It is at this point that we must ask whether the good people at Macmillan Cancer Support have taken leave of their senses. All of the previous classifications and their associated debates – are cookies biscuits? Should chocolate digestives be above Bourbons? Are Rich Teas more of a punishment for poorly behaved children than a treat? – should be considered real and honest questions which can be chewed over good-naturedly during a break with your friends and colleagues.
However, we at The Register are going to draw a line in the sand here and say that Weetabix, the final denizen of this group, is not a biscuit under any circumstances. Yes, we know that they are confusingly described as "biscuits" on the box. But they are only biscuits in the same way that traffic cones and ice cream cones are similar.
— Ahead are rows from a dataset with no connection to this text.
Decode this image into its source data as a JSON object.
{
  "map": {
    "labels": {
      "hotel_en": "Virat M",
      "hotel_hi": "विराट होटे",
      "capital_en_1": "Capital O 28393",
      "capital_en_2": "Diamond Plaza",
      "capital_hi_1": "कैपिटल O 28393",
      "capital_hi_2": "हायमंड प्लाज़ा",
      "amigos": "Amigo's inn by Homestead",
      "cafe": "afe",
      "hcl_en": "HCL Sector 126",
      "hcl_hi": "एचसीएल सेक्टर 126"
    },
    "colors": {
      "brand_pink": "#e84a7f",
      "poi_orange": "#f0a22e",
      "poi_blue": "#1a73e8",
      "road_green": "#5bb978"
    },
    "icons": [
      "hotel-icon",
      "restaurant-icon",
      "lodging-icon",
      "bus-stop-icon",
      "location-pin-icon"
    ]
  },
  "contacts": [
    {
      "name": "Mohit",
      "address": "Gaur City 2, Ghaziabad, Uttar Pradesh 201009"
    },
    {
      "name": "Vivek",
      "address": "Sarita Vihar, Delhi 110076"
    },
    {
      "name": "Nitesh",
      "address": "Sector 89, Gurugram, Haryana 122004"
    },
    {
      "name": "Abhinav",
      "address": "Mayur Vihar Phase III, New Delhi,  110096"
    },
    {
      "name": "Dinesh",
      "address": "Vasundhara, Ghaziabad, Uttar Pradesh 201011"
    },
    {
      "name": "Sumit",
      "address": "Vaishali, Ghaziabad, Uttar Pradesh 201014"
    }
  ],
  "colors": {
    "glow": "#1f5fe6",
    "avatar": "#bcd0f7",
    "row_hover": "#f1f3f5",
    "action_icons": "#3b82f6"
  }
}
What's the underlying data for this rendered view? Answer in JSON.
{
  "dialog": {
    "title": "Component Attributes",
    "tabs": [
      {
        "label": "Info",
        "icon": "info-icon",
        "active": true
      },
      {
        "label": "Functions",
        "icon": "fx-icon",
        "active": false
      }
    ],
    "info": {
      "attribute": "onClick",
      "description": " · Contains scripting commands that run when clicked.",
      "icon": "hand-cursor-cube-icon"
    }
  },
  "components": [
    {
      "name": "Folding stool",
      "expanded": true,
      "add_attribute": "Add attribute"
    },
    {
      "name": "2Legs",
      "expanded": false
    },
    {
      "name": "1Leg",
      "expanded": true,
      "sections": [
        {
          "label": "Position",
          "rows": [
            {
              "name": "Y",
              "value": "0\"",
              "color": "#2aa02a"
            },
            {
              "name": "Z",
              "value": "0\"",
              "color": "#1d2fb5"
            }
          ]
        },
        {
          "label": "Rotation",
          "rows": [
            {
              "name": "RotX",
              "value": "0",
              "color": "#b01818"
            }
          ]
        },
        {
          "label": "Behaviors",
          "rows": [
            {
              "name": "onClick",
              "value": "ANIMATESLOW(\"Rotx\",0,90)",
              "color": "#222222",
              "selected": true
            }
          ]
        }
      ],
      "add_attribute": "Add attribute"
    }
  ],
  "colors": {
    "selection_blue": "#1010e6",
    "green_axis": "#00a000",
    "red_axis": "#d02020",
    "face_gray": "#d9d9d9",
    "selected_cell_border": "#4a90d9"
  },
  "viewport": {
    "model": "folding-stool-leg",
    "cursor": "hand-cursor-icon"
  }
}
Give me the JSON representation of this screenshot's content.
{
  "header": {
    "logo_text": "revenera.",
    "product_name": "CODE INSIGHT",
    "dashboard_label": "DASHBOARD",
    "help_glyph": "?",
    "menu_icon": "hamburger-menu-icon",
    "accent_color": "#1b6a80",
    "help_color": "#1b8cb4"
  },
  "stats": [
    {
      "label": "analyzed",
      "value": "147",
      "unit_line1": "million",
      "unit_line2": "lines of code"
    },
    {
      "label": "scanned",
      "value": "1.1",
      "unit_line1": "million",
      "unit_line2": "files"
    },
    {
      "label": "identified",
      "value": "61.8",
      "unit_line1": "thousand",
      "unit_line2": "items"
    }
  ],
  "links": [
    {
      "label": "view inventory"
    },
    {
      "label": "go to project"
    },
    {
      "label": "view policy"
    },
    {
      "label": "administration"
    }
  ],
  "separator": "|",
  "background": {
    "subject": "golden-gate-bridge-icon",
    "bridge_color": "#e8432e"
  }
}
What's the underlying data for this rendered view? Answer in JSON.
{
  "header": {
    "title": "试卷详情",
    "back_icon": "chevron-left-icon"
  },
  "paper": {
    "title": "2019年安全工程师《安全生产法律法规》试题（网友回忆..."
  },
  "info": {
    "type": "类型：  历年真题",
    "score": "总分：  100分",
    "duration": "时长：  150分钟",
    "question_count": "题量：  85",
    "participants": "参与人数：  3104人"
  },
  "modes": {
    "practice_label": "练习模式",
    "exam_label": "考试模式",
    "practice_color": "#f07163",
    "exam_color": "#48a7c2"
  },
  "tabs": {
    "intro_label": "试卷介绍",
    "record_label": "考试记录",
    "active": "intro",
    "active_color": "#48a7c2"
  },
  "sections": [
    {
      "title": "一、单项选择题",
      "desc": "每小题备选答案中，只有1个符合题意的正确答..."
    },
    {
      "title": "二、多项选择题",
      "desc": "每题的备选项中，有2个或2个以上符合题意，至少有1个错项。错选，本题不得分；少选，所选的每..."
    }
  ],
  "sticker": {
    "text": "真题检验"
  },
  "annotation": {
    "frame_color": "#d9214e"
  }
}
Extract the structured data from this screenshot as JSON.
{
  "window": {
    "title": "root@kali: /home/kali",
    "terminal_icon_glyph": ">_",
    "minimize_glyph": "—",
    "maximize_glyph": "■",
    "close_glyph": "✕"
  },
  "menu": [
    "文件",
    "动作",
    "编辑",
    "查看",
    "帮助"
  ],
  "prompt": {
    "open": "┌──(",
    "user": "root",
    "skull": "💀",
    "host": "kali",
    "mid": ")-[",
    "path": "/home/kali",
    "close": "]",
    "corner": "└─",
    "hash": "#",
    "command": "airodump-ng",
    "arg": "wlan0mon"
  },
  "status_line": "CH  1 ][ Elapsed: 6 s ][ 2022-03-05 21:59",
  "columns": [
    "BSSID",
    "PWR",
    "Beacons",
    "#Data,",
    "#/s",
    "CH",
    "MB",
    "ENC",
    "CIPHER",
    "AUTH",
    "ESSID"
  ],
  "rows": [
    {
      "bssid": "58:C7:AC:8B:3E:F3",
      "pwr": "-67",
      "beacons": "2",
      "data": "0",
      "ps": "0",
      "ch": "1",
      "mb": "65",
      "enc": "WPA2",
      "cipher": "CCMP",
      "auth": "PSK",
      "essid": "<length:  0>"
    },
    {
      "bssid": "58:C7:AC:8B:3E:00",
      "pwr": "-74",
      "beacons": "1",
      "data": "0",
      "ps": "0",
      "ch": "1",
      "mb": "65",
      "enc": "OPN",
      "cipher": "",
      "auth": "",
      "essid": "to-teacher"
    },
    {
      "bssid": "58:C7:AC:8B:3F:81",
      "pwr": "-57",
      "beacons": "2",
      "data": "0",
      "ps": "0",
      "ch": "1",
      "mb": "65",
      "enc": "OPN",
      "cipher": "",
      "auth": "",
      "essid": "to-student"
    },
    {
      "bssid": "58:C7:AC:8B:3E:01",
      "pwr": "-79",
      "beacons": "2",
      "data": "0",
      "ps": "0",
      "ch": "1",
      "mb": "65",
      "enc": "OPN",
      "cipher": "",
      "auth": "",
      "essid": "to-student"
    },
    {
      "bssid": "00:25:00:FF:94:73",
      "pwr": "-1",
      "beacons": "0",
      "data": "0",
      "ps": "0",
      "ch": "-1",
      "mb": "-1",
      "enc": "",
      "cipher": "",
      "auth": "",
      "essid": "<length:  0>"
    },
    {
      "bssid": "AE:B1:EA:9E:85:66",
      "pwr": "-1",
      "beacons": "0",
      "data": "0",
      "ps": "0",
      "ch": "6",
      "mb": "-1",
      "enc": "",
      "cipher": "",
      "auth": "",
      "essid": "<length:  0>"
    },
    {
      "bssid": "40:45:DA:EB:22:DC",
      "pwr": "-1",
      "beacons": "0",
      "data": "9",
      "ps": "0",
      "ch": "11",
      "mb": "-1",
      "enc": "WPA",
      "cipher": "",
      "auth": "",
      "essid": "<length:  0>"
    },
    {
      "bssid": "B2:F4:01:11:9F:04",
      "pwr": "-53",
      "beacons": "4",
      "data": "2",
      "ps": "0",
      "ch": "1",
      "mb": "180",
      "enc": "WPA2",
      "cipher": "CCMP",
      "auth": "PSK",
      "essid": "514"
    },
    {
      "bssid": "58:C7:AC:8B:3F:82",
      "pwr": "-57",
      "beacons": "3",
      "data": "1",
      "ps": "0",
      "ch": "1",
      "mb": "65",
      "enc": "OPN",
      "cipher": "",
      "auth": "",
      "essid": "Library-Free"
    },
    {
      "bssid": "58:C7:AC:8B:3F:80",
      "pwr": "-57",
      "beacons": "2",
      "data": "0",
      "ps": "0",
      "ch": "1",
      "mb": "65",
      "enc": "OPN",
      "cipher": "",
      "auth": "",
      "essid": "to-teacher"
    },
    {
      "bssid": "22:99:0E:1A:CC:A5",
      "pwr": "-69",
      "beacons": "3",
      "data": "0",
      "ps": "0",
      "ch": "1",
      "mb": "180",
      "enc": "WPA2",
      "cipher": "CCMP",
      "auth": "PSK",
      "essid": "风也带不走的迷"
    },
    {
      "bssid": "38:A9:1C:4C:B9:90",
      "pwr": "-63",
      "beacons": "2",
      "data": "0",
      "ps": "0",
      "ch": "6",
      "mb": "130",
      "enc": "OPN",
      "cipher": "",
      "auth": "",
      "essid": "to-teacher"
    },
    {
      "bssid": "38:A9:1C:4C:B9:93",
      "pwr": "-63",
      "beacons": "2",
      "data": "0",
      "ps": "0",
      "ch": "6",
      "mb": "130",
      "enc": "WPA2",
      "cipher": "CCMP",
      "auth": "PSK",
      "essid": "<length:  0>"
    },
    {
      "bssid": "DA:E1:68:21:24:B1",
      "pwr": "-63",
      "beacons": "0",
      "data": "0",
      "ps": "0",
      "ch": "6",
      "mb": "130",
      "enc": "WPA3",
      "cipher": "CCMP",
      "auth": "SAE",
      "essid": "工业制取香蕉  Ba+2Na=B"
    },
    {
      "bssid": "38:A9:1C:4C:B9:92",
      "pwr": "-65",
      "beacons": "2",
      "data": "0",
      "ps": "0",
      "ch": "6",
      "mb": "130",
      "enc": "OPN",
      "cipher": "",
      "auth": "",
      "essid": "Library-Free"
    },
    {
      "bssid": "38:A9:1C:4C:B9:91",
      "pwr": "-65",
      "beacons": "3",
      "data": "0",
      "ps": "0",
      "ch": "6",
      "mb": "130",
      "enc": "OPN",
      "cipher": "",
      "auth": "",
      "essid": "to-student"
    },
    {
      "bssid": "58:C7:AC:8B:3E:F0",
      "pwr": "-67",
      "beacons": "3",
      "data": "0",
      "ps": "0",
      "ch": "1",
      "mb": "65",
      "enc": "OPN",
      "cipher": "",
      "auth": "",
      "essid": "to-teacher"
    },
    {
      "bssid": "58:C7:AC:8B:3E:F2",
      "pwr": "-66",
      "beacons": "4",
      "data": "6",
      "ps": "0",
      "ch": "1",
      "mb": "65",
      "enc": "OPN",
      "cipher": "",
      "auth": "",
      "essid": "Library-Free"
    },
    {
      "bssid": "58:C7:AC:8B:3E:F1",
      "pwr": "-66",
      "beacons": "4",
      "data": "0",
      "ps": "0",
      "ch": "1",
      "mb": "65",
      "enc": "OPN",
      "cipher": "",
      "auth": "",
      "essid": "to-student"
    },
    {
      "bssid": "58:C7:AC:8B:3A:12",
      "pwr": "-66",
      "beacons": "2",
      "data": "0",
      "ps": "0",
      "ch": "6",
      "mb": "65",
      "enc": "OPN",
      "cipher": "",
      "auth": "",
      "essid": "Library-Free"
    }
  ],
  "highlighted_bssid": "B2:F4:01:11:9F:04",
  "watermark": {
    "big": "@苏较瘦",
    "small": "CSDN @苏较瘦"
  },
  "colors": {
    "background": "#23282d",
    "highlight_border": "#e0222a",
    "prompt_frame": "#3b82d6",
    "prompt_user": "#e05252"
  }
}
On the box, the product is described as a "whole wheat cereal with added vitamins & iron." The biscuit is a serving portion, not a description of the product and therefore Weetabix should be unceremoniously hoiked out of the results and tossed in with the breakfast products where it belongs.
Weetabix have obviously tried to play up to their unexpected promotion to treat parity with the Madeleine, but no amount of gifs showing people working while dunking Weetabix in their cups of tea are going to change the fact that they are not biscuits.
Macmillan's final ranking is "Bottom of the Barrel" and this more than anything goes to show that there really isn't such a thing as a bad biscuit (apart from the Rich Tea), including as it does the classic Custard Cream, the feisty Ginger Nut, the irrepressible Jammie Dodger and the ostentatiously extrovert Pink Wafer. None of these are bad biscuits, yet they have been reduced to the bottom of the pile presumably by their generic nature and simplicity, in comparison to more modern, more luscious and often more chocolatey biscuit incarnations.
We have written to Macmillan Cancer Support to ask them to explain themselves, and how much Weetabix donated in order to appear on the list, but we have yet to receive a response. We will update the story if and when a reply comes in.
The World's Biggest Coffee Morning, Macmillan's annual fundraising event in which people are given the opportunity to enjoy coffee, cake, biscuits and a nice chat in aid of charity, is taking place this year on Friday 24 September and the event site, including details on how to get involved, can be found here. ®